To do:
Apart from the images, repeat the data below exactly as written.

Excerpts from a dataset
# # # # #

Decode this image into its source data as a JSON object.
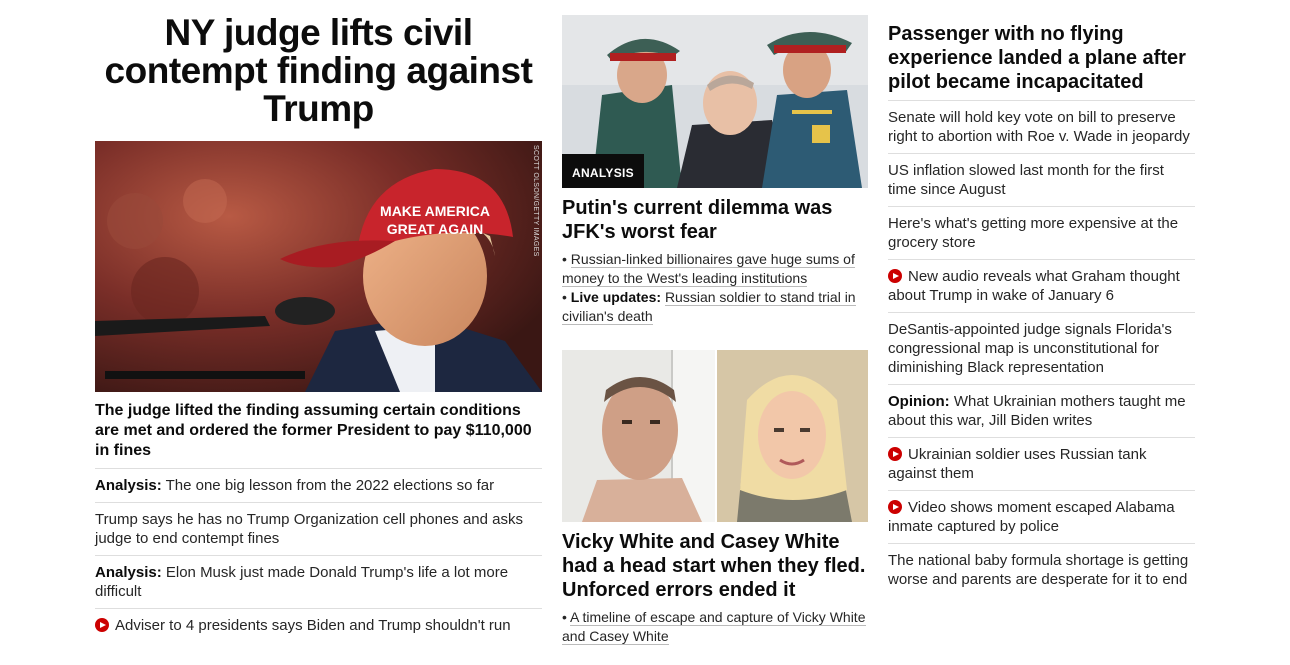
{
  "col1": {
    "headline": "NY judge lifts civil contempt finding against Trump",
    "photo_credit": "SCOTT OLSON/GETTY IMAGES",
    "cap_text": "MAKE AMERICA GREAT AGAIN",
    "subhead": "The judge lifted the finding assuming certain conditions are met and ordered the former President to pay $110,000 in fines",
    "items": [
      {
        "prefix": "Analysis:",
        "text": "The one big lesson from the 2022 elections so far"
      },
      {
        "prefix": "",
        "text": "Trump says he has no Trump Organization cell phones and asks judge to end contempt fines"
      },
      {
        "prefix": "Analysis:",
        "text": "Elon Musk just made Donald Trump's life a lot more difficult"
      },
      {
        "prefix": "",
        "text": "Adviser to 4 presidents says Biden and Trump shouldn't run"
      }
    ]
  },
  "col2": {
    "story1": {
      "tag": "ANALYSIS",
      "headline": "Putin's current dilemma was JFK's worst fear",
      "bullet1": "Russian-linked billionaires gave huge sums of money to the West's leading institutions",
      "bullet2_prefix": "Live updates:",
      "bullet2": "Russian soldier to stand trial in civilian's death"
    },
    "story2": {
      "headline": "Vicky White and Casey White had a head start when they fled. Unforced errors ended it",
      "bullet1": "A timeline of escape and capture of Vicky White and Casey White"
    }
  },
  "col3": {
    "headline": "Passenger with no flying experience landed a plane after pilot became incapacitated",
    "items": [
      {
        "prefix": "",
        "text": "Senate will hold key vote on bill to preserve right to abortion with Roe v. Wade in jeopardy"
      },
      {
        "prefix": "",
        "text": "US inflation slowed last month for the first time since August"
      },
      {
        "prefix": "",
        "text": "Here's what's getting more expensive at the grocery store"
      },
      {
        "prefix": "",
        "text": "New audio reveals what Graham thought about Trump in wake of January 6"
      },
      {
        "prefix": "",
        "text": "DeSantis-appointed judge signals Florida's congressional map is unconstitutional for diminishing Black representation"
      },
      {
        "prefix": "Opinion:",
        "text": "What Ukrainian mothers taught me about this war, Jill Biden writes"
      },
      {
        "prefix": "",
        "text": "Ukrainian soldier uses Russian tank against them"
      },
      {
        "prefix": "",
        "text": "Video shows moment escaped Alabama inmate captured by police"
      },
      {
        "prefix": "",
        "text": "The national baby formula shortage is getting worse and parents are desperate for it to end"
      }
    ]
  },
  "colors": {
    "text": "#0c0c0c",
    "divider": "#dedede",
    "video_red": "#cc0000",
    "tag_bg": "#0c0c0c"
  }
}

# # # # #

The completed task:
Decode this image into its source data as a JSON object.
{
  "col1": {
    "headline": "NY judge lifts civil contempt finding against Trump",
    "photo_credit": "SCOTT OLSON/GETTY IMAGES",
    "cap_text": "MAKE AMERICA GREAT AGAIN",
    "subhead": "The judge lifted the finding assuming certain conditions are met and ordered the former President to pay $110,000 in fines",
    "items": [
      {
        "prefix": "Analysis:",
        "text": "The one big lesson from the 2022 elections so far"
      },
      {
        "prefix": "",
        "text": "Trump says he has no Trump Organization cell phones and asks judge to end contempt fines"
      },
      {
        "prefix": "Analysis:",
        "text": "Elon Musk just made Donald Trump's life a lot more difficult"
      },
      {
        "prefix": "",
        "text": "Adviser to 4 presidents says Biden and Trump shouldn't run"
      }
    ]
  },
  "col2": {
    "story1": {
      "tag": "ANALYSIS",
      "headline": "Putin's current dilemma was JFK's worst fear",
      "bullet1": "Russian-linked billionaires gave huge sums of money to the West's leading institutions",
      "bullet2_prefix": "Live updates:",
      "bullet2": "Russian soldier to stand trial in civilian's death"
    },
    "story2": {
      "headline": "Vicky White and Casey White had a head start when they fled. Unforced errors ended it",
      "bullet1": "A timeline of escape and capture of Vicky White and Casey White"
    }
  },
  "col3": {
    "headline": "Passenger with no flying experience landed a plane after pilot became incapacitated",
    "items": [
      {
        "prefix": "",
        "text": "Senate will hold key vote on bill to preserve right to abortion with Roe v. Wade in jeopardy"
      },
      {
        "prefix": "",
        "text": "US inflation slowed last month for the first time since August"
      },
      {
        "prefix": "",
        "text": "Here's what's getting more expensive at the grocery store"
      },
      {
        "prefix": "",
        "text": "New audio reveals what Graham thought about Trump in wake of January 6"
      },
      {
        "prefix": "",
        "text": "DeSantis-appointed judge signals Florida's congressional map is unconstitutional for diminishing Black representation"
      },
      {
        "prefix": "Opinion:",
        "text": "What Ukrainian mothers taught me about this war, Jill Biden writes"
      },
      {
        "prefix": "",
        "text": "Ukrainian soldier uses Russian tank against them"
      },
      {
        "prefix": "",
        "text": "Video shows moment escaped Alabama inmate captured by police"
      },
      {
        "prefix": "",
        "text": "The national baby formula shortage is getting worse and parents are desperate for it to end"
      }
    ]
  },
  "colors": {
    "text": "#0c0c0c",
    "divider": "#dedede",
    "video_red": "#cc0000",
    "tag_bg": "#0c0c0c"
  }
}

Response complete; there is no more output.